## SOURCE INFORMATION
┄┄┄┄┄┄
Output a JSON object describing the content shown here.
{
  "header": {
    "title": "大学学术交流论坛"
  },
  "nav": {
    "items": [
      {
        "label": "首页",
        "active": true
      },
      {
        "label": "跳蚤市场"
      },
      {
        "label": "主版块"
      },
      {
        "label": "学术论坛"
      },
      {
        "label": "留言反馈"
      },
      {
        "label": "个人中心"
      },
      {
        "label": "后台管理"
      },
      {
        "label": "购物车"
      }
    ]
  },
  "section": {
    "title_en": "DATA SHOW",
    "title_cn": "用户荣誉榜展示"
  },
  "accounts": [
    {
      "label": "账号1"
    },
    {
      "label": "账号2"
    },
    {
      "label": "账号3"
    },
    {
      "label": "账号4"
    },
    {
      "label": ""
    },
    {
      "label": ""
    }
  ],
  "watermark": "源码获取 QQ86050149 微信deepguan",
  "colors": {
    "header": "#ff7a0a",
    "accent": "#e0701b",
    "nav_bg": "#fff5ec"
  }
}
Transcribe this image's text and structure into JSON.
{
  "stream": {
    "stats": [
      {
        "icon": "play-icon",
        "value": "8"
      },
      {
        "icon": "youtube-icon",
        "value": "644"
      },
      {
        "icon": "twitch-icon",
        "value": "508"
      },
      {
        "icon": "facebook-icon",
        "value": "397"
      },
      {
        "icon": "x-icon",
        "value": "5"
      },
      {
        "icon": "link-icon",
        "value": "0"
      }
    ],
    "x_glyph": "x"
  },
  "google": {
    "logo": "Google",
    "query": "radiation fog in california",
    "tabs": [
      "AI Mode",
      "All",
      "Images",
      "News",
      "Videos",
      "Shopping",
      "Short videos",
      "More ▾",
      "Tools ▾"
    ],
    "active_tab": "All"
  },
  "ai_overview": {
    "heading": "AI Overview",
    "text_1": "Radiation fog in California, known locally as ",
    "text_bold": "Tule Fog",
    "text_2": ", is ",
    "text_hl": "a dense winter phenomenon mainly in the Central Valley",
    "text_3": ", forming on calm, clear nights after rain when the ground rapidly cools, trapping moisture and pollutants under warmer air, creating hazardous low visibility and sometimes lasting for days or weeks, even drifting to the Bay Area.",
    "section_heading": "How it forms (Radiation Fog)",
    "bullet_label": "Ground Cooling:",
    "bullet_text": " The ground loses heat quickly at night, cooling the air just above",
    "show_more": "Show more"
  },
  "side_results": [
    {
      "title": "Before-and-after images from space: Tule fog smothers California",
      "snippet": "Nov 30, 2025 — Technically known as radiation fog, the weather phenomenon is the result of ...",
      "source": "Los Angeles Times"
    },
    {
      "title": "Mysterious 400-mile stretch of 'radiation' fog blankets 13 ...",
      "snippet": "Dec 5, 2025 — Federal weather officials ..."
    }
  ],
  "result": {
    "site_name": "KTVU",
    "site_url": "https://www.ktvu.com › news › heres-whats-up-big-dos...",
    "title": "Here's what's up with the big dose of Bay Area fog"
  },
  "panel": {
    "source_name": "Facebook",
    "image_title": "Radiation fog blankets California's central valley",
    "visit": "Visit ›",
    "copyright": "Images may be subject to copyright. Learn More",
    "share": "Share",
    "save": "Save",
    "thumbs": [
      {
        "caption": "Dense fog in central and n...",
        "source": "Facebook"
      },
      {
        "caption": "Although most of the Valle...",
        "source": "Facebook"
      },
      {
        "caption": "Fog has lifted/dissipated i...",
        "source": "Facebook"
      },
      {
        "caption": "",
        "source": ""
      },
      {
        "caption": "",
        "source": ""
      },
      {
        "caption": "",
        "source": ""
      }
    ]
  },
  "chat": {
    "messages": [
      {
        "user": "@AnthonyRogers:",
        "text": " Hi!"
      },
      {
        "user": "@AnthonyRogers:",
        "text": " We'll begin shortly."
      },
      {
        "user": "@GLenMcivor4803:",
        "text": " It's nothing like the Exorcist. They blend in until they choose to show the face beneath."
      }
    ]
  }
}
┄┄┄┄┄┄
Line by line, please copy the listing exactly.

Output a JSON object describing the content shown here.
{
  "header": {
    "title": "大学学术交流论坛"
  },
  "nav": {
    "items": [
      {
        "label": "首页",
        "active": true
      },
      {
        "label": "跳蚤市场"
      },
      {
        "label": "主版块"
      },
      {
        "label": "学术论坛"
      },
      {
        "label": "留言反馈"
      },
      {
        "label": "个人中心"
      },
      {
        "label": "后台管理"
      },
      {
        "label": "购物车"
      }
    ]
  },
  "section": {
    "title_en": "DATA SHOW",
    "title_cn": "用户荣誉榜展示"
  },
  "accounts": [
    {
      "label": "账号1"
    },
    {
      "label": "账号2"
    },
    {
      "label": "账号3"
    },
    {
      "label": "账号4"
    },
    {
      "label": ""
    },
    {
      "label": ""
    }
  ],
  "watermark": "源码获取 QQ86050149 微信deepguan",
  "colors": {
    "header": "#ff7a0a",
    "accent": "#e0701b",
    "nav_bg": "#fff5ec"
  }
}
Transcribe this image's text and structure into JSON.
{
  "stream": {
    "stats": [
      {
        "icon": "play-icon",
        "value": "8"
      },
      {
        "icon": "youtube-icon",
        "value": "644"
      },
      {
        "icon": "twitch-icon",
        "value": "508"
      },
      {
        "icon": "facebook-icon",
        "value": "397"
      },
      {
        "icon": "x-icon",
        "value": "5"
      },
      {
        "icon": "link-icon",
        "value": "0"
      }
    ],
    "x_glyph": "x"
  },
  "google": {
    "logo": "Google",
    "query": "radiation fog in california",
    "tabs": [
      "AI Mode",
      "All",
      "Images",
      "News",
      "Videos",
      "Shopping",
      "Short videos",
      "More ▾",
      "Tools ▾"
    ],
    "active_tab": "All"
  },
  "ai_overview": {
    "heading": "AI Overview",
    "text_1": "Radiation fog in California, known locally as ",
    "text_bold": "Tule Fog",
    "text_2": ", is ",
    "text_hl": "a dense winter phenomenon mainly in the Central Valley",
    "text_3": ", forming on calm, clear nights after rain when the ground rapidly cools, trapping moisture and pollutants under warmer air, creating hazardous low visibility and sometimes lasting for days or weeks, even drifting to the Bay Area.",
    "section_heading": "How it forms (Radiation Fog)",
    "bullet_label": "Ground Cooling:",
    "bullet_text": " The ground loses heat quickly at night, cooling the air just above",
    "show_more": "Show more"
  },
  "side_results": [
    {
      "title": "Before-and-after images from space: Tule fog smothers California",
      "snippet": "Nov 30, 2025 — Technically known as radiation fog, the weather phenomenon is the result of ...",
      "source": "Los Angeles Times"
    },
    {
      "title": "Mysterious 400-mile stretch of 'radiation' fog blankets 13 ...",
      "snippet": "Dec 5, 2025 — Federal weather officials ..."
    }
  ],
  "result": {
    "site_name": "KTVU",
    "site_url": "https://www.ktvu.com › news › heres-whats-up-big-dos...",
    "title": "Here's what's up with the big dose of Bay Area fog"
  },
  "panel": {
    "source_name": "Facebook",
    "image_title": "Radiation fog blankets California's central valley",
    "visit": "Visit ›",
    "copyright": "Images may be subject to copyright. Learn More",
    "share": "Share",
    "save": "Save",
    "thumbs": [
      {
        "caption": "Dense fog in central and n...",
        "source": "Facebook"
      },
      {
        "caption": "Although most of the Valle...",
        "source": "Facebook"
      },
      {
        "caption": "Fog has lifted/dissipated i...",
        "source": "Facebook"
      },
      {
        "caption": "",
        "source": ""
      },
      {
        "caption": "",
        "source": ""
      },
      {
        "caption": "",
        "source": ""
      }
    ]
  },
  "chat": {
    "messages": [
      {
        "user": "@AnthonyRogers:",
        "text": " Hi!"
      },
      {
        "user": "@AnthonyRogers:",
        "text": " We'll begin shortly."
      },
      {
        "user": "@GLenMcivor4803:",
        "text": " It's nothing like the Exorcist. They blend in until they choose to show the face beneath."
      }
    ]
  }
}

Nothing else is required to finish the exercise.